Directed by John G. Avildsen
Written by Sylvester Stallone
I didn’t know Sylvester Stallone wrote this!
Anna and I sat down to watch this. Neither of us had seen it before and didn’t particularly know what to expect beyond some punching. Anna was a bit hesitant on account of the last boxing movie she watched was Million Dollar Baby which is apparently sad. I didn’t think this one would be as sad.
Anyway, after the opening boxing sequence, there’s a lovely ‘Rocky walking home’ montage which sets the scene in the crappy part of Philidelphia and there’s a sweet bit where he walks past some people singing in the street.
Anna: “He’s a boxer with a street a capella gang?”
This is a hometown hero story. Rocky is a down on his luck every-day guy who takes on the challenge to box against someone famous. He wrestles with self doubt, performs one of the most famous training montages to music of all time and gains the support of the people around him.
Having said that, I’m not very keen on Sylvester Stallone in this role. I’m sure there’s a lot of great reasons that he should have played his own main character, but I don’t find him charismatic as an actor and he is literally hard to understand. That said, it does make him believable as a Philadelphia nobody who’s unaware of his own talents. I dunno.
Does it make me love the people? Rocky talking to his turtles and fish sets the scene pretty early on for him as a sensitive guy with some humour. Then we see him practising the joke he wants to tell to Adrian in the mirror before he sees her the next day. It’s sweet.
Bechdel test: No. Adrian talks to the other woman who works at the pet store but she’s never named. She literally exists as a character to be seduced by Rocky (he has to fight past her shyness and poor self esteem in order to kiss her,) and he makes her more beautiful by taking off her glasses and weird hat, and from that moment on she’s the supportive love interest. Aside from the first moments of her in the pet shop we only see her in the context of Rocky as a love interest, or her brother Paulie as a point of contention. There’s a really dramatically awkward Christmas scene where Paulie is so incensed to see his sister existing outside of the context he knows her in (sad, pathetic, obedient to him, domestic), he’s so angry that he gets physically violent. So yeah, she’s not a strong character to me.
Mickey: Your nose is broken.
Rocky: How does it look?
Mickey: Ah, it’s an improvement.
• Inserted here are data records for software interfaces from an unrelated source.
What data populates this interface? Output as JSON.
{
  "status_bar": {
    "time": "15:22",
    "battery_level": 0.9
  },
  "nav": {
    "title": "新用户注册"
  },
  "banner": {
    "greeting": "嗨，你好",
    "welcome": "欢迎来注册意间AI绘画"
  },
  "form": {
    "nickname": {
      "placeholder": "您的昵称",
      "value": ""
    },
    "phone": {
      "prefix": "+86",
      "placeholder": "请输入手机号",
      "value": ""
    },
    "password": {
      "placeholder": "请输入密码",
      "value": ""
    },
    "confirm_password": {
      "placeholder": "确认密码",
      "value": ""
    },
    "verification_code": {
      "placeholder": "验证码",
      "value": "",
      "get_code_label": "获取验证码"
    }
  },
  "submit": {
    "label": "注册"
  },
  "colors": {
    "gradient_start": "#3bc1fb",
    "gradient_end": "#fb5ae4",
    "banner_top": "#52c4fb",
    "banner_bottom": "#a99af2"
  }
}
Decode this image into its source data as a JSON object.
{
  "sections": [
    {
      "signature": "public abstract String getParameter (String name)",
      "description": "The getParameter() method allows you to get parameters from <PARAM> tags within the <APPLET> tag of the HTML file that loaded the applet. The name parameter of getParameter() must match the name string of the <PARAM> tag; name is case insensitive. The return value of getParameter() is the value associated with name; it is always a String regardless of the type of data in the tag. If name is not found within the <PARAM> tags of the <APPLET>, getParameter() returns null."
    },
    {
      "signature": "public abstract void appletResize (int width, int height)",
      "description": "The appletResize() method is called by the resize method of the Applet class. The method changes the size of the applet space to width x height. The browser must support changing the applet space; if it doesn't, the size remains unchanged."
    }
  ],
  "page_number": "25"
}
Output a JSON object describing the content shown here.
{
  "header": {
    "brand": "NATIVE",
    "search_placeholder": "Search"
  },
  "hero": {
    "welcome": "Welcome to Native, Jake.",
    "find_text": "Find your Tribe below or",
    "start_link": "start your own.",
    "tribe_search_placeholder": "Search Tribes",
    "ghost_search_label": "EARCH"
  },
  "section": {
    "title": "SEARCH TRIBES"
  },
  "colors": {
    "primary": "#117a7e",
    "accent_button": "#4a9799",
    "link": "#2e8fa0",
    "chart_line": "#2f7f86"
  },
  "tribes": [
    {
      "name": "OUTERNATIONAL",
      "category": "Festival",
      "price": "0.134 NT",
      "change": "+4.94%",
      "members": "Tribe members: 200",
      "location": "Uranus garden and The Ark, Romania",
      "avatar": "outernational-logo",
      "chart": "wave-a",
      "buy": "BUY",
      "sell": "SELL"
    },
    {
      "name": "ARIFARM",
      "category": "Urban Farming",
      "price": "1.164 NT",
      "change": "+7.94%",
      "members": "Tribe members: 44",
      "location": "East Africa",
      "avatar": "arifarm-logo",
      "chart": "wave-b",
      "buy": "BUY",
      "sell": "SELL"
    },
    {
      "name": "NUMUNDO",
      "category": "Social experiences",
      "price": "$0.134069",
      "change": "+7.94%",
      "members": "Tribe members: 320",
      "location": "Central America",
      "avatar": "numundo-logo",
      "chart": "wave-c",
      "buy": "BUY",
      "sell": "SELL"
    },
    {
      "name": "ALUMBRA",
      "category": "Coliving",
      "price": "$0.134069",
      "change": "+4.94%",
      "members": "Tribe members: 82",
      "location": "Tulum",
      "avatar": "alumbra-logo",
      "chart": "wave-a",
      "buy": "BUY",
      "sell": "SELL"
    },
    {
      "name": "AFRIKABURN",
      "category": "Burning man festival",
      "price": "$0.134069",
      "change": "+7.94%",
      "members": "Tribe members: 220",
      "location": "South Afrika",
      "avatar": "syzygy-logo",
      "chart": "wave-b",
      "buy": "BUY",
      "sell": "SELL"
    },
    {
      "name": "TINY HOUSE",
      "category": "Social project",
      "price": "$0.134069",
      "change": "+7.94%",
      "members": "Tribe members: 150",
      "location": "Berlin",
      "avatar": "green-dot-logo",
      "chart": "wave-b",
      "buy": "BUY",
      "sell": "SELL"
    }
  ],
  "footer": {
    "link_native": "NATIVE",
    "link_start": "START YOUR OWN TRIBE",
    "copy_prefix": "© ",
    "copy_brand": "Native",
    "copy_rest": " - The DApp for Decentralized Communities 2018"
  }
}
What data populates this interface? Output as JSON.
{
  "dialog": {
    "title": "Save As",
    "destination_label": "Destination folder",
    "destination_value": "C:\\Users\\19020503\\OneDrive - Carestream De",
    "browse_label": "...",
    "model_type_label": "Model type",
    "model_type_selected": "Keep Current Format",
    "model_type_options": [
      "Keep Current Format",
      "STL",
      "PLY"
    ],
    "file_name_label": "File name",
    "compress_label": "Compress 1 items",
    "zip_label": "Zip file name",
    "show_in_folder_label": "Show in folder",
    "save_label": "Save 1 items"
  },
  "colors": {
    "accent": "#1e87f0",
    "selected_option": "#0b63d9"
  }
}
State of Mind: We sort of missed whether he won or not, so I had to check on wikipedia. I can’t say much about this, because neither Anna or I really cared. It’s a bit slow, it’s a bit lacking of plot.. The training montage was fine, but even as a sports movie it didn’t really grab me. Anna wants to be on record saying she didn’t care about it.